Senate Bill (SB) 2247 from Sen. Joan Huffman (R-Houston) was approved by the upper chamber last week in an 18 to 12 vote.
Under current law, an LTC is required in order to carry a handgun in public.
The process to obtain an LTC includes several hours of online or in-person training on firearm laws in Texas, passing a test on firearm safety and laws, passing a shooting proficiency test, submitting an application and fingerprints to the Texas Department of Public Safety (DPS), and passing a federal background check.
Aside from the fees for the test — which can cost around $60 — and the usual $10 fee for fingerprints, the DPS requires a $40 fee to submit the LTC application.
The application cost was lowered from $140 in 2017, and if Huffman’s bill is approved by the House, the application fee will be completely eliminated.
Sen. Charles Schwertner (R-Georgetown), the Senate sponsor for the constitutional carry bill, said that he planned to add an amendment to his bill that would eliminate the LTC fee.
That amendment was never added, but shortly before the constitutional carry bill was brought to the Senate floor, Huffman’s bill was filed.

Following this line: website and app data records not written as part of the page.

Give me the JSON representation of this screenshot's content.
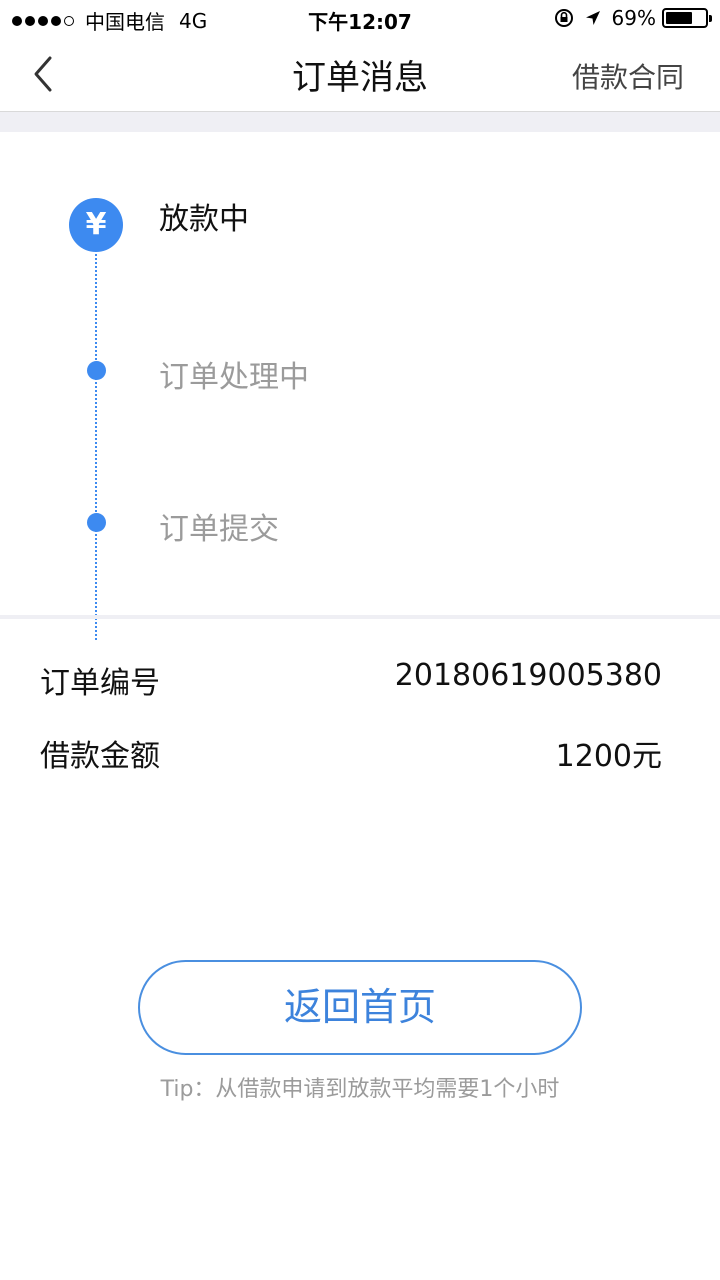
{
  "status_bar": {
    "carrier": "中国电信",
    "network": "4G",
    "time": "下午12:07",
    "battery": "69%",
    "battery_level": 0.69
  },
  "nav": {
    "title": "订单消息",
    "action": "借款合同",
    "back_icon": "chevron-left-icon"
  },
  "timeline": {
    "current_icon_symbol": "¥",
    "steps": [
      {
        "label": "放款中",
        "state": "active"
      },
      {
        "label": "订单处理中",
        "state": "done"
      },
      {
        "label": "订单提交",
        "state": "done"
      }
    ],
    "accent_color": "#3d8af0"
  },
  "order": {
    "number_label": "订单编号",
    "number_value": "20180619005380",
    "amount_label": "借款金额",
    "amount_value": "1200元"
  },
  "home_button": {
    "label": "返回首页"
  },
  "tip": "Tip：从借款申请到放款平均需要1个小时"
}
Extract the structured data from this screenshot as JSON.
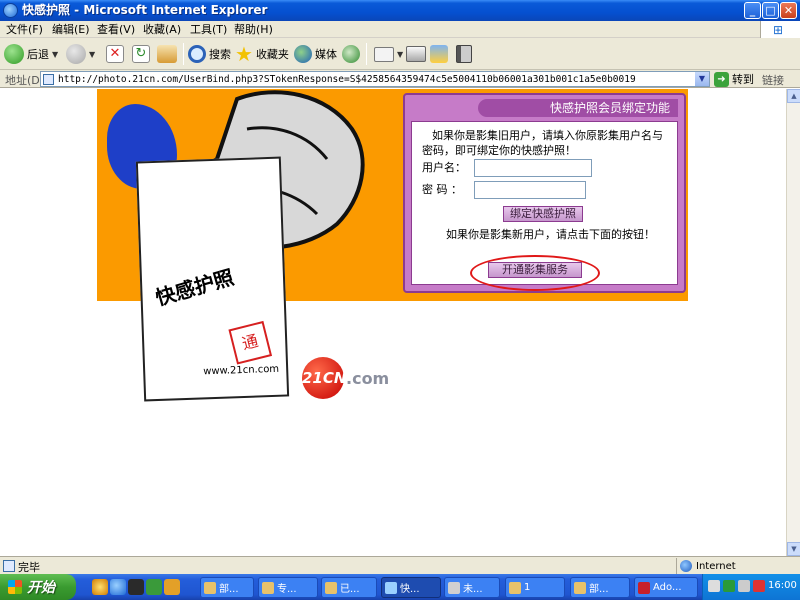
{
  "window": {
    "title": "快感护照 - Microsoft Internet Explorer",
    "min_label": "_",
    "max_label": "□",
    "close_label": "✕"
  },
  "menu": [
    "文件(F)",
    "编辑(E)",
    "查看(V)",
    "收藏(A)",
    "工具(T)",
    "帮助(H)"
  ],
  "toolbar": {
    "back": "后退",
    "search": "搜索",
    "favorites": "收藏夹",
    "media": "媒体"
  },
  "address": {
    "label": "地址(D)",
    "url": "http://photo.21cn.com/UserBind.php3?STokenResponse=S$4258564359474c5e5004110b06001a301b001c1a5e0b0019",
    "go": "转到",
    "links": "链接"
  },
  "page": {
    "card_title": "快感护照",
    "card_url": "www.21cn.com",
    "brand_logo": "21CN",
    "brand_dotcom": ".com",
    "panel": {
      "header": "快感护照会员绑定功能",
      "intro": "如果你是影集旧用户，请填入你原影集用户名与密码，即可绑定你的快感护照！",
      "username_label": "用户名：",
      "password_label": "密  码 ：",
      "username_value": "",
      "password_value": "",
      "bind_button": "绑定快感护照",
      "new_user_text": "如果你是影集新用户，请点击下面的按钮！",
      "open_button": "开通影集服务"
    }
  },
  "status": {
    "text": "完毕",
    "zone": "Internet"
  },
  "taskbar": {
    "start": "开始",
    "tasks": [
      "部...",
      "专...",
      "已...",
      "快...",
      "未...",
      "1",
      "部...",
      "Ado..."
    ],
    "active_index": 3,
    "clock": "16:00"
  }
}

A deadline in the chamber’s rules typically precludes bills from being filed this late in the legislative session, but the Senate can — and in this case, did — suspend its rules to make an exception.
Some pro-Second Amendment advocates had raised concerns that adding the free LTC provision as an amendment to constitutional carry would have set the bill up for procedural delays because of stricter rules in the House.
SB 2247 is similar to a bill filed at the beginning of the session by Rep. Charlie Geren (R-Fort Worth), which was never acted on beyond being referred to a committee.
According to the bill’s fiscal analysis — something that Democrats in the Senate were keen to point out on Friday — DPS projects a loss of revenue of about $19.6 million per year.
That analysis is based in part on an assumption that the number of LTC applications will increase proportionally to the increase in applications seen after the legislature trimmed down the fee in 2017.
If the constitutional carry legislation is signed into law this year, the LTC program will remain in effect for any Texans who may wish to obtain a license.
An LTC can be used for reciprocity purposes — that is, to be able to carry in some states that recognize Texas’ handgun license but do not allow for permitless carry.
Proponents of the proposal also argue that if constitutional carry becomes law in Texas, removing the fee associated with the LTC will encourage more firearm owners to receive the instruction offered through it.
The House has until Saturday, May 22 to report SB 2247 out of a committee and it has until Tuesday, May 25 to approve the legislation in the whole chamber.
Disclosure: Unlike almost every other media outlet, The Texan is not beholden to any special interests, does not apply for any type of state or federal funding, and relies exclusively on its readers for financial support. If you’d like to become one of the people we’re financially accountable to, click here to subscribe.
Daniel Friend is a reporter for The Texan. He participated in a Great Books program at Azusa Pacific University and graduated in 2019 with a degree in Political Science. He has studied C.S. Lewis’s science fiction trilogy and in his spare time you might find him writing his own novel partly inspired by the series.